As said, black people were not given the opportunities to be a learned person therefore this meant that they would not be allowed to participate in the Political World and they could not teach etc. In the case of Tom Robinson we see the court’s jury is made up of learned white men who “know how to make judgements according to what evidence they have”. We all know that Tom Robinson was actually a good man as told to us in the book when Mr. Link Deas shouts out and defends Tom by saying that he was a good man and had never given any trouble. Personally speaking I derive from the situation that the fact that people see the Ewells as just as bad as a black family enraged them which probably led to this false accusation. There also may have been evidence that Mayella was spinning yarns with Atticus when she didn’t answer the questions about home-life with Mr. Ewell and whether he had ever beaten her.
Even with all this evidence, Tom was guilty as charged. The fact that there was no real sufficient evidence from the Ewell family gives us the implication that the Jury had to be racist and yet again the private justice system was active. In this novel, Harper Lee stereotypes a typical “white trash” family i.e. the Ewells and a “typical” black man and she shows how even though they comprise of the same lifestyles (even though Tom’s was more controlled and cleaner) because the Ewells were white, or might I say pure, they were accepted in society but because Tom was coloured he was rejected. These were just purely unjust views of the public.
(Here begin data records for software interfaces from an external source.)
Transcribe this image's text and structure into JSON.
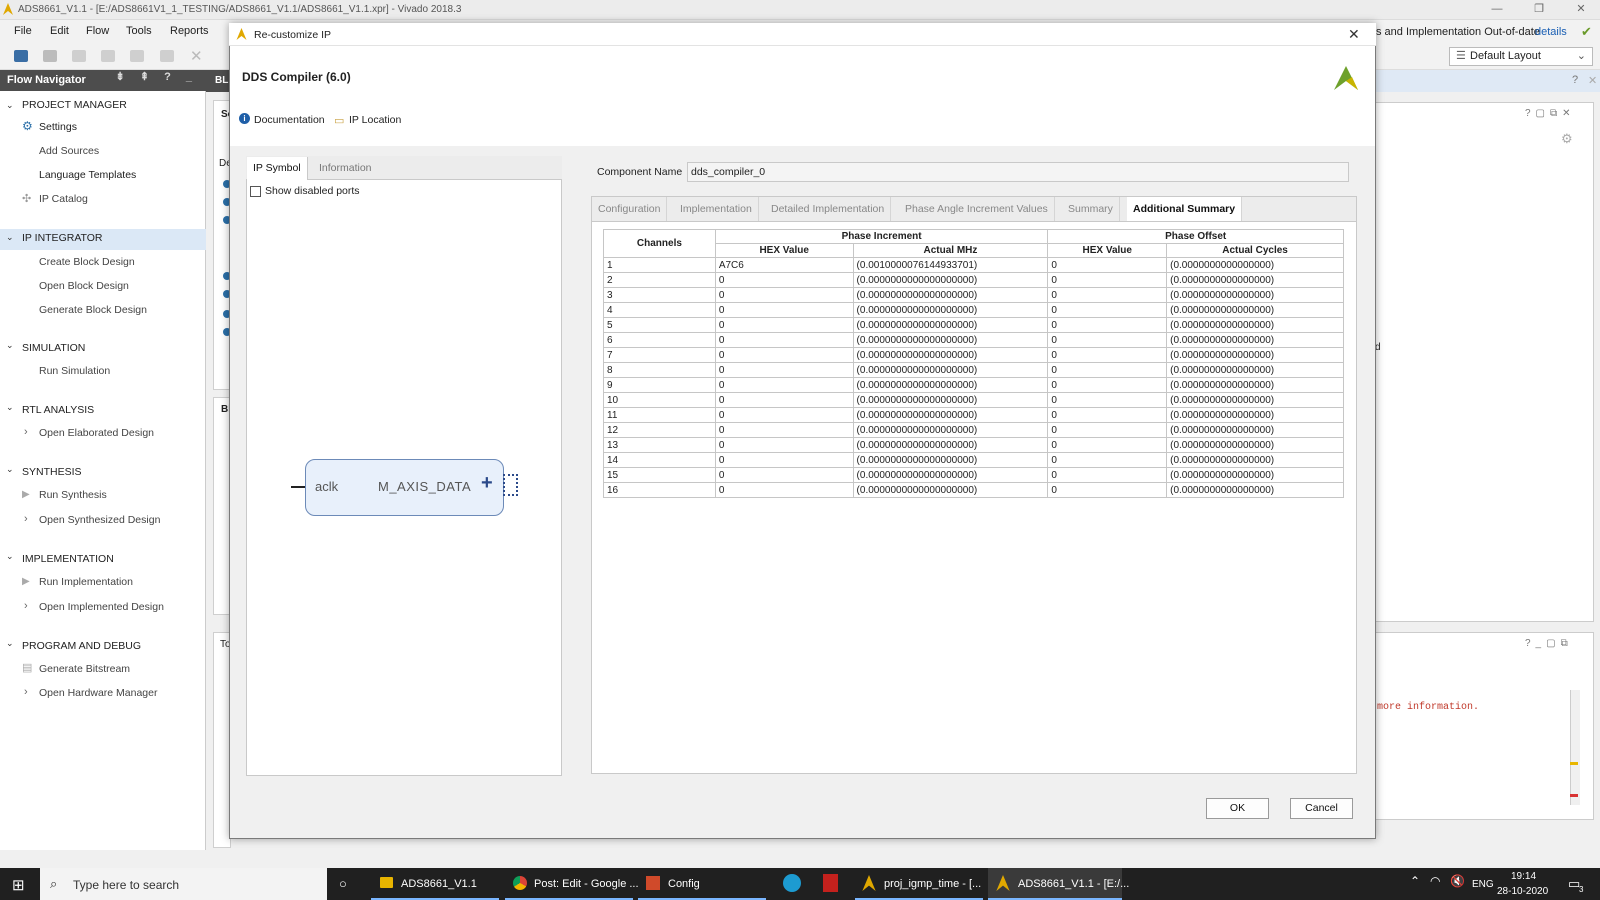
{
  "window": {
    "title": "ADS8661_V1.1 - [E:/ADS8661V1_1_TESTING/ADS8661_V1.1/ADS8661_V1.1.xpr] - Vivado 2018.3"
  },
  "menu": [
    "File",
    "Edit",
    "Flow",
    "Tools",
    "Reports"
  ],
  "status_bar": {
    "text": "s and Implementation Out-of-date",
    "details_link": "details"
  },
  "layout_select": "Default Layout",
  "flow_navigator": {
    "title": "Flow Navigator",
    "sections": [
      {
        "title": "PROJECT MANAGER",
        "items": [
          "Settings",
          "Add Sources",
          "Language Templates",
          "IP Catalog"
        ]
      },
      {
        "title": "IP INTEGRATOR",
        "items": [
          "Create Block Design",
          "Open Block Design",
          "Generate Block Design"
        ]
      },
      {
        "title": "SIMULATION",
        "items": [
          "Run Simulation"
        ]
      },
      {
        "title": "RTL ANALYSIS",
        "items": [
          "Open Elaborated Design"
        ]
      },
      {
        "title": "SYNTHESIS",
        "items": [
          "Run Synthesis",
          "Open Synthesized Design"
        ]
      },
      {
        "title": "IMPLEMENTATION",
        "items": [
          "Run Implementation",
          "Open Implemented Design"
        ]
      },
      {
        "title": "PROGRAM AND DEBUG",
        "items": [
          "Generate Bitstream",
          "Open Hardware Manager"
        ]
      }
    ]
  },
  "background_fragments": {
    "bl1": "BL",
    "so": "So",
    "de": "De",
    "bl2": "Bl",
    "to": "To",
    "d_fragment": "d",
    "console_text": "more information."
  },
  "dialog": {
    "title": "Re-customize IP",
    "ip_name": "DDS Compiler (6.0)",
    "links": {
      "documentation": "Documentation",
      "ip_location": "IP Location"
    },
    "left_tabs": [
      "IP Symbol",
      "Information"
    ],
    "show_disabled_ports": "Show disabled ports",
    "symbol": {
      "input_port": "aclk",
      "output_port": "M_AXIS_DATA"
    },
    "component_name_label": "Component Name",
    "component_name_value": "dds_compiler_0",
    "tabs": [
      "Configuration",
      "Implementation",
      "Detailed Implementation",
      "Phase Angle Increment Values",
      "Summary",
      "Additional Summary"
    ],
    "active_tab": "Additional Summary",
    "table": {
      "channels_header": "Channels",
      "group_headers": [
        "Phase Increment",
        "Phase Offset"
      ],
      "sub_headers": [
        "HEX Value",
        "Actual MHz",
        "HEX Value",
        "Actual Cycles"
      ],
      "rows": [
        [
          "1",
          "A7C6",
          "(0.0010000076144933701)",
          "0",
          "(0.0000000000000000)"
        ],
        [
          "2",
          "0",
          "(0.0000000000000000000)",
          "0",
          "(0.0000000000000000)"
        ],
        [
          "3",
          "0",
          "(0.0000000000000000000)",
          "0",
          "(0.0000000000000000)"
        ],
        [
          "4",
          "0",
          "(0.0000000000000000000)",
          "0",
          "(0.0000000000000000)"
        ],
        [
          "5",
          "0",
          "(0.0000000000000000000)",
          "0",
          "(0.0000000000000000)"
        ],
        [
          "6",
          "0",
          "(0.0000000000000000000)",
          "0",
          "(0.0000000000000000)"
        ],
        [
          "7",
          "0",
          "(0.0000000000000000000)",
          "0",
          "(0.0000000000000000)"
        ],
        [
          "8",
          "0",
          "(0.0000000000000000000)",
          "0",
          "(0.0000000000000000)"
        ],
        [
          "9",
          "0",
          "(0.0000000000000000000)",
          "0",
          "(0.0000000000000000)"
        ],
        [
          "10",
          "0",
          "(0.0000000000000000000)",
          "0",
          "(0.0000000000000000)"
        ],
        [
          "11",
          "0",
          "(0.0000000000000000000)",
          "0",
          "(0.0000000000000000)"
        ],
        [
          "12",
          "0",
          "(0.0000000000000000000)",
          "0",
          "(0.0000000000000000)"
        ],
        [
          "13",
          "0",
          "(0.0000000000000000000)",
          "0",
          "(0.0000000000000000)"
        ],
        [
          "14",
          "0",
          "(0.0000000000000000000)",
          "0",
          "(0.0000000000000000)"
        ],
        [
          "15",
          "0",
          "(0.0000000000000000000)",
          "0",
          "(0.0000000000000000)"
        ],
        [
          "16",
          "0",
          "(0.0000000000000000000)",
          "0",
          "(0.0000000000000000)"
        ]
      ]
    },
    "ok_label": "OK",
    "cancel_label": "Cancel"
  },
  "taskbar": {
    "search_placeholder": "Type here to search",
    "items": [
      "ADS8661_V1.1",
      "Post: Edit - Google ...",
      "Config",
      "proj_igmp_time - [...",
      "ADS8661_V1.1 - [E:/..."
    ],
    "language": "ENG",
    "time": "19:14",
    "date": "28-10-2020",
    "notification_count": "3"
  },
  "colors": {
    "accent_blue": "#2b6fa8",
    "nav_selected": "#dbe8f6",
    "flow_header": "#4d4d4d",
    "taskbar": "#202020"
  }
}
In conclusion, I believe that the Justice System, itself, was fair. At that time a White man would go through the same trial stages as a Black man however it was the people and the influence in the court that affected a jury’s decision and if there was an all-white jury against a black then the verdict would be GUILTY AS CHARGED. Also through writing this novel we can deduce that the case of there being these two different systems can really make a difference on one whole court. Harper Lee’s portrait of the black society’s problems does enforce the injustices of the “Justice System”. By communicating to us, as the reader, through the point of view of a child, it helps us to learn and develop our understanding of the problems that overrode the black society of the time in the 1930s and it is as if our minds are just as naive as a child’s. We learn and witness the reality. I feel that the novel “To Kill a Mockingbird” was just for us to understand the concept of the past and raise our awareness of the injustices against a coloured person.